Start of Block
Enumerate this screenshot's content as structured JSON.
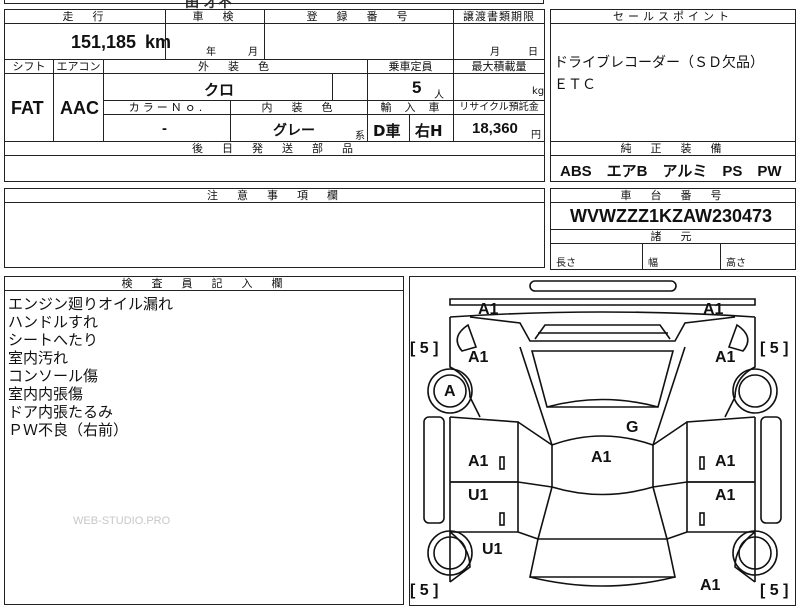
{
  "top_fragment": "田 才不",
  "header": {
    "mileage_label": "走　行",
    "inspection_label": "車　検",
    "reg_number_label": "登　録　番　号",
    "transfer_label": "譲渡書類期限",
    "sales_point_label": "セールスポイント"
  },
  "mileage": {
    "value": "151,185",
    "unit": "km"
  },
  "inspection": {
    "year_label": "年",
    "month_label": "月"
  },
  "transfer": {
    "month_label": "月",
    "day_label": "日"
  },
  "sales_points": [
    "ドライブレコーダー（ＳＤ欠品）",
    "ＥＴＣ"
  ],
  "row2_labels": {
    "shift": "シフト",
    "aircon": "エアコン",
    "exterior_color": "外　装　色",
    "capacity": "乗車定員",
    "max_load": "最大積載量"
  },
  "shift": "FAT",
  "aircon": "AAC",
  "exterior_color": "クロ",
  "capacity": {
    "value": "5",
    "unit": "人"
  },
  "max_load": {
    "value": "",
    "unit": "kg"
  },
  "row3_labels": {
    "color_no": "カラーＮｏ.",
    "interior_color": "内　装　色",
    "import": "輸　入　車",
    "recycle": "リサイクル預託金"
  },
  "color_no": "-",
  "interior_color": {
    "value": "グレー",
    "suffix": "系"
  },
  "import_type": "D車",
  "steering": "右H",
  "recycle": {
    "value": "18,360",
    "unit": "円"
  },
  "later_parts_label": "後　日　発　送　部　品",
  "genuine_equipment_label": "純　正　装　備",
  "genuine_equipment": "ABS　エアB　アルミ　PS　PW",
  "notes_label": "注　意　事　項　欄",
  "chassis_label": "車　台　番　号",
  "chassis_number": "WVWZZZ1KZAW230473",
  "dimensions_label": "諸　元",
  "dimensions": {
    "length": "長さ",
    "width": "幅",
    "height": "高さ"
  },
  "inspector_label": "検　査　員　記　入　欄",
  "inspector_notes": [
    "エンジン廻りオイル漏れ",
    "ハンドルすれ",
    "シートへたり",
    "室内汚れ",
    "コンソール傷",
    "室内内張傷",
    "ドア内張たるみ",
    "ＰＷ不良（右前）"
  ],
  "watermark": "WEB-STUDIO.PRO",
  "diagram_marks": {
    "front_left_top": "A1",
    "front_right_top": "A1",
    "fender_left": "A1",
    "fender_right": "A1",
    "wheel_front_left": "A",
    "windshield": "G",
    "roof": "A1",
    "door_front_left": "A1",
    "door_front_right": "A1",
    "door_rear_left": "U1",
    "door_rear_right": "A1",
    "wheel_rear_left": "U1",
    "rear_right": "A1"
  },
  "tire_marks": {
    "front_left": "[ 5 ]",
    "front_right": "[ 5 ]",
    "rear_left": "[ 5 ]",
    "rear_right": "[ 5 ]"
  }
}
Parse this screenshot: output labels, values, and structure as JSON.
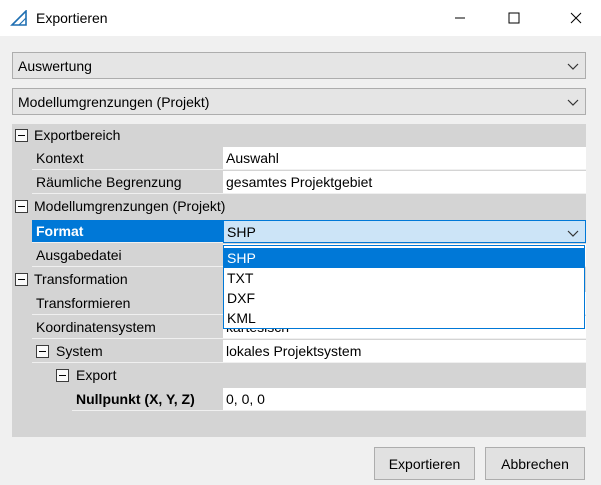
{
  "window": {
    "title": "Exportieren",
    "icon": "triangle-ruler-icon",
    "controls": [
      "minimize-icon",
      "maximize-icon",
      "close-icon"
    ]
  },
  "combos": {
    "first": "Auswertung",
    "second": "Modellumgrenzungen (Projekt)"
  },
  "grid": {
    "cat_export": "Exportbereich",
    "kontext": {
      "name": "Kontext",
      "value": "Auswahl"
    },
    "raum": {
      "name": "Räumliche Begrenzung",
      "value": "gesamtes Projektgebiet"
    },
    "cat_modell": "Modellumgrenzungen (Projekt)",
    "format": {
      "name": "Format",
      "value": "SHP"
    },
    "ausgabe": {
      "name": "Ausgabedatei"
    },
    "cat_trans": "Transformation",
    "transformieren": {
      "name": "Transformieren"
    },
    "koord": {
      "name": "Koordinatensystem",
      "value": "kartesisch"
    },
    "system": {
      "name": "System",
      "value": "lokales Projektsystem"
    },
    "export_sub": "Export",
    "nullpunkt": {
      "name": "Nullpunkt (X, Y, Z)",
      "value": "0, 0, 0"
    }
  },
  "dropdown": {
    "options": [
      "SHP",
      "TXT",
      "DXF",
      "KML"
    ],
    "highlighted": "SHP"
  },
  "buttons": {
    "export": "Exportieren",
    "cancel": "Abbrechen"
  },
  "colors": {
    "accent": "#0078d7",
    "selection_light": "#cce4f7",
    "category_bg": "#d4d4d4"
  }
}
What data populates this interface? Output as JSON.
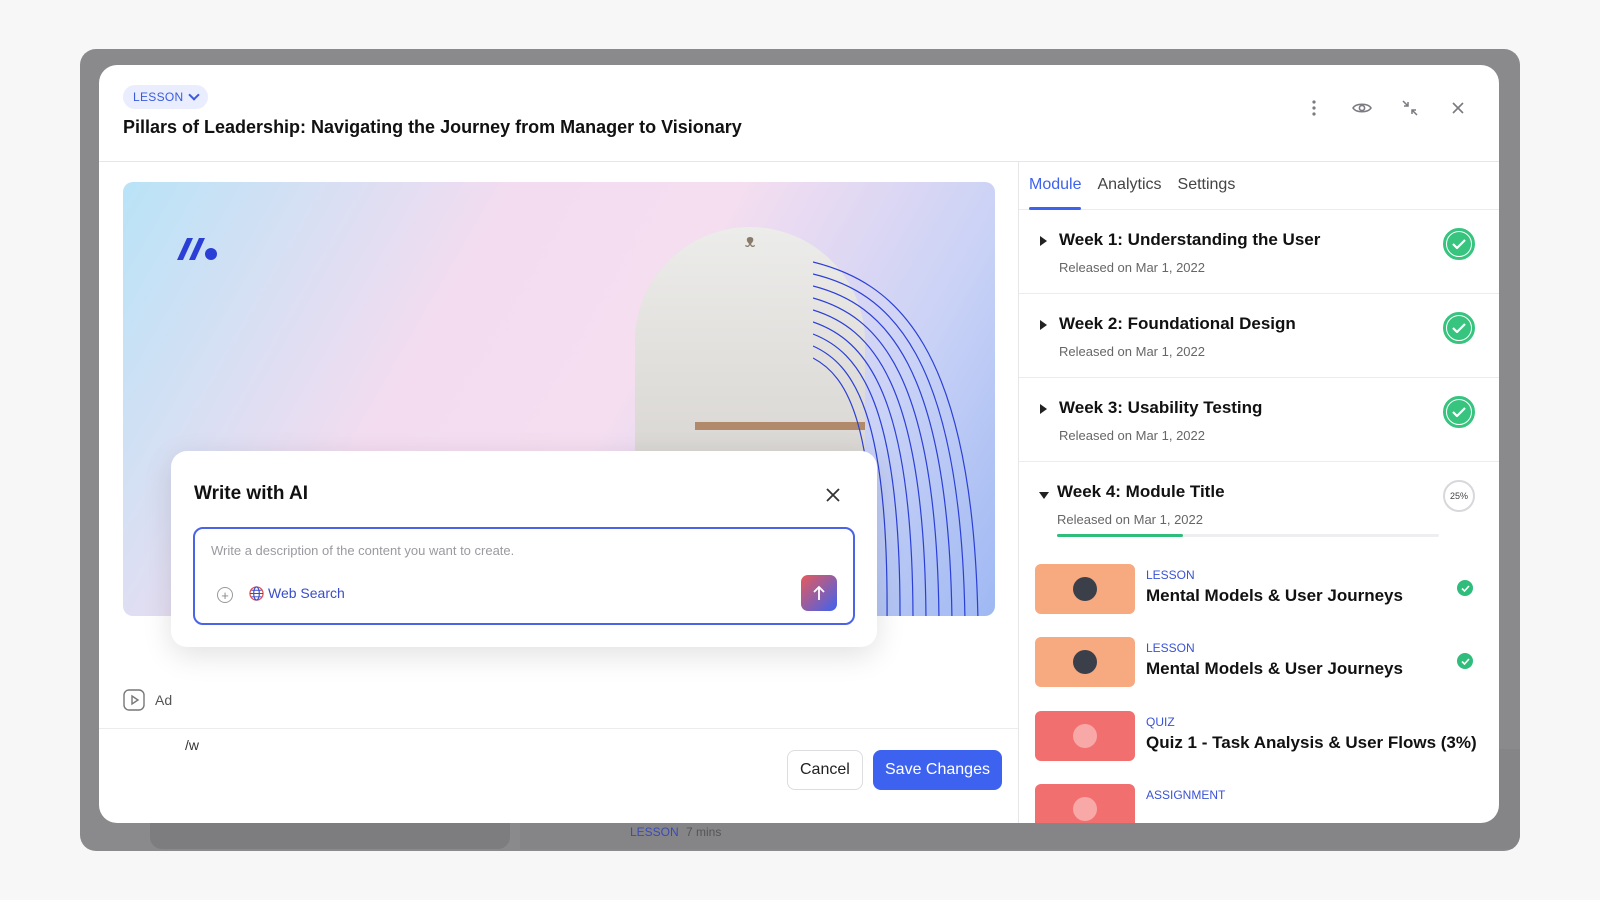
{
  "header": {
    "type_chip": "LESSON",
    "title": "Pillars of Leadership: Navigating the Journey from Manager to Visionary",
    "icons": [
      "more-vertical-icon",
      "eye-icon",
      "collapse-icon",
      "close-icon"
    ]
  },
  "editor": {
    "add_label": "Ad",
    "slash_text": "/w"
  },
  "ai_popup": {
    "title": "Write with AI",
    "placeholder": "Write a description of the content you want to create.",
    "web_search": "Web Search"
  },
  "footer": {
    "cancel": "Cancel",
    "save": "Save Changes"
  },
  "sidebar": {
    "tabs": [
      "Module",
      "Analytics",
      "Settings"
    ],
    "active_tab": "Module",
    "weeks": [
      {
        "title": "Week 1: Understanding the User",
        "released": "Released on Mar 1, 2022",
        "status": "complete"
      },
      {
        "title": "Week 2: Foundational Design",
        "released": "Released on Mar 1, 2022",
        "status": "complete"
      },
      {
        "title": "Week 3: Usability Testing",
        "released": "Released on Mar 1, 2022",
        "status": "complete"
      },
      {
        "title": "Week 4: Module Title",
        "released": "Released on Mar 1, 2022",
        "status": "in-progress",
        "progress_label": "25%",
        "progress": 0.33
      }
    ],
    "items": [
      {
        "type": "LESSON",
        "title": "Mental Models & User Journeys",
        "done": true,
        "color": "#f7a97f"
      },
      {
        "type": "LESSON",
        "title": "Mental Models & User Journeys",
        "done": true,
        "color": "#f7a97f"
      },
      {
        "type": "QUIZ",
        "title": "Quiz 1 - Task Analysis & User Flows (3%)",
        "done": false,
        "color": "#f26f6f"
      },
      {
        "type": "ASSIGNMENT",
        "title": "",
        "done": false,
        "color": "#f26f6f"
      }
    ]
  },
  "background": {
    "peek_label": "LESSON",
    "peek_mins": "7 mins"
  },
  "colors": {
    "accent": "#3e62f0",
    "success": "#37c47f"
  }
}
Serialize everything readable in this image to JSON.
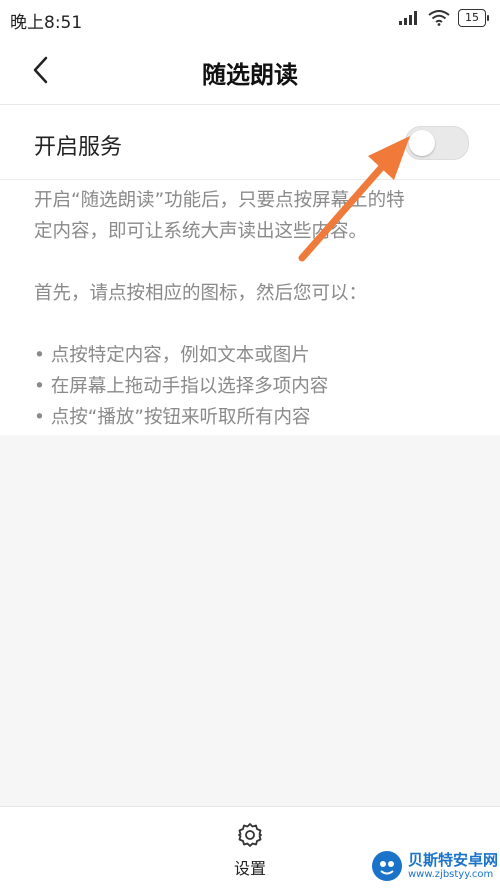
{
  "status_bar": {
    "time": "晚上8:51",
    "battery": "15"
  },
  "header": {
    "title": "随选朗读"
  },
  "service_toggle": {
    "label": "开启服务",
    "enabled": false
  },
  "description": {
    "lines": [
      "开启“随选朗读”功能后，只要点按屏幕上的特",
      "定内容，即可让系统大声读出这些内容。",
      "",
      "首先，请点按相应的图标，然后您可以：",
      "",
      "• 点按特定内容，例如文本或图片",
      "• 在屏幕上拖动手指以选择多项内容",
      "• 点按“播放”按钮来听取所有内容"
    ]
  },
  "bottom_nav": {
    "settings_label": "设置"
  },
  "watermark": {
    "main": "贝斯特安卓网",
    "url": "www.zjbstyy.com"
  },
  "colors": {
    "arrow": "#f07a3a",
    "toggle_off": "#e9e9e9",
    "watermark": "#1a73c9"
  }
}
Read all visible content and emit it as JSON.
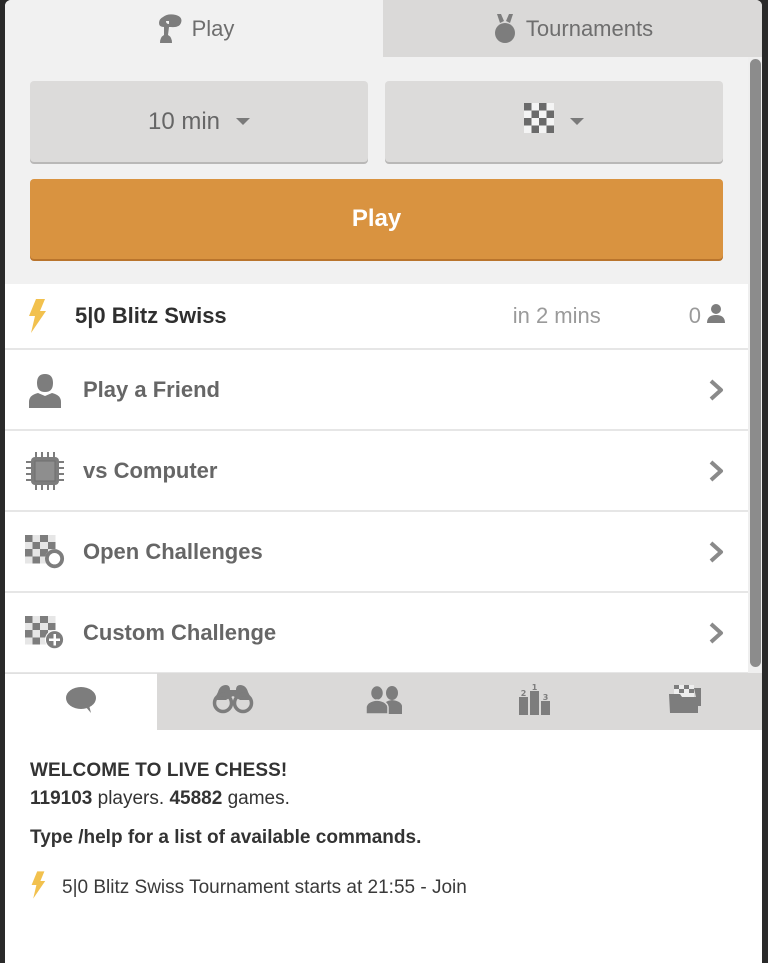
{
  "top_tabs": [
    {
      "label": "Play",
      "icon": "pawn-play-icon",
      "active": true
    },
    {
      "label": "Tournaments",
      "icon": "medal-icon",
      "active": false
    }
  ],
  "play_panel": {
    "time_control": "10 min",
    "variant_icon": "chessboard-icon",
    "play_button": "Play"
  },
  "tournament_row": {
    "icon": "lightning-bolt-icon",
    "name": "5|0 Blitz Swiss",
    "starts": "in 2 mins",
    "player_count": "0"
  },
  "menu_items": [
    {
      "label": "Play a Friend",
      "icon": "person-icon"
    },
    {
      "label": "vs Computer",
      "icon": "cpu-chip-icon"
    },
    {
      "label": "Open Challenges",
      "icon": "board-circle-icon"
    },
    {
      "label": "Custom Challenge",
      "icon": "board-plus-icon"
    }
  ],
  "bottom_tabs": [
    {
      "name": "chat",
      "icon": "chat-bubble-icon",
      "active": true
    },
    {
      "name": "watch",
      "icon": "binoculars-icon",
      "active": false
    },
    {
      "name": "players",
      "icon": "people-icon",
      "active": false
    },
    {
      "name": "leaderboard",
      "icon": "podium-icon",
      "active": false
    },
    {
      "name": "archive",
      "icon": "folder-board-icon",
      "active": false
    }
  ],
  "chat": {
    "welcome": "WELCOME TO LIVE CHESS!",
    "players_count": "119103",
    "players_label": " players. ",
    "games_count": "45882",
    "games_label": " games.",
    "help": "Type /help for a list of available commands.",
    "notice": "5|0 Blitz Swiss Tournament starts at 21:55 - Join"
  },
  "colors": {
    "accent_orange": "#d99340",
    "bolt_yellow": "#f2c14e",
    "icon_gray": "#7d7d7d"
  }
}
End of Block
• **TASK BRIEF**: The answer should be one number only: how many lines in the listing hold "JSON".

• **TASK RESPONSE**: 5